Using MATLABs reinforcement learning toolbox and Simscape, we built a model that could “teach itself” to fly. The boundary conditions were based on the quasi-steady aerodynamics taken from my 2016 morphing wings paper (estimated and scaled to the wings of a petrel) and anatomical data collected of actual petrel specimens I collected at the Burke Museum in Seattle. Youtube videos were used to estimate the kinematics of the wings and legs as the birds pattered across the water.
Reward functions were assigned to each sim: pattering (aka forward motion) and sea anchoring (remaining stationary). After several thousand attempts, the models more or less started to look like real birds pattering across the surface of the water.
Our results show that the wings provided most of the lift force while the feet provided the forward force via hydrodynamic drag.
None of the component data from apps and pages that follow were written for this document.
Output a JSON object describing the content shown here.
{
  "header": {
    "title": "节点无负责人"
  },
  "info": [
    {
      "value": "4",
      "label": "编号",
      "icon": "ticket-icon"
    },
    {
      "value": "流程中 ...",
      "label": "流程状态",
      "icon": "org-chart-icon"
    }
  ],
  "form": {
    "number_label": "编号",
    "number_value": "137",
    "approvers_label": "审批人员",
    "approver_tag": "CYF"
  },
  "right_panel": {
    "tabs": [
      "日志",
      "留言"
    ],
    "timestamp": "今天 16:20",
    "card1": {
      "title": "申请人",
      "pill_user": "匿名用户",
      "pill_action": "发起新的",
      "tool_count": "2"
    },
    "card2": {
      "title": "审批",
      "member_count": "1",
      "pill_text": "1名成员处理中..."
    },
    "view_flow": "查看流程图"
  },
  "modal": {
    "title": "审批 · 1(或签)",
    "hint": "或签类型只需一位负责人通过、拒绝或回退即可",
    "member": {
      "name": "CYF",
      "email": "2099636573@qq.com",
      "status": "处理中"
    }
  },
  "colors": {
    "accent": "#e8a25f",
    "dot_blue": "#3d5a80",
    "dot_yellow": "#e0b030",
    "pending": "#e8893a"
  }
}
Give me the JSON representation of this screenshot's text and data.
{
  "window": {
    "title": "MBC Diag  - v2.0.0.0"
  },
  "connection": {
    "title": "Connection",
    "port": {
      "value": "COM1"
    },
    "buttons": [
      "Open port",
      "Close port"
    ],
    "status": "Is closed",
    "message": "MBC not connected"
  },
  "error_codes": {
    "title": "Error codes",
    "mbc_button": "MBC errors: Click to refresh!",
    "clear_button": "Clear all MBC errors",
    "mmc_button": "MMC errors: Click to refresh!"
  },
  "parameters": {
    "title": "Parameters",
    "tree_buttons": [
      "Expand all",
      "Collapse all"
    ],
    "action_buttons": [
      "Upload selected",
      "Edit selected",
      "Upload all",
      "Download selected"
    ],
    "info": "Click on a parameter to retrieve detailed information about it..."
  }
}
Interestingly, at higher wind speeds, the tail appears to take on an outsized role in force production.
I find it really fascinating that we are able to use machine learning to test difficult behavioral hypotheses. Assuming that the test organism is trying to maximize efficiency (i.e. cost of transport) and that our model matches the physics of the real world, it seems very reasonable to think we could test all kinds of crazy behaviors.
Unfortunately this paper is paywalled, but I’m happy to email it to you! Please just send me an email.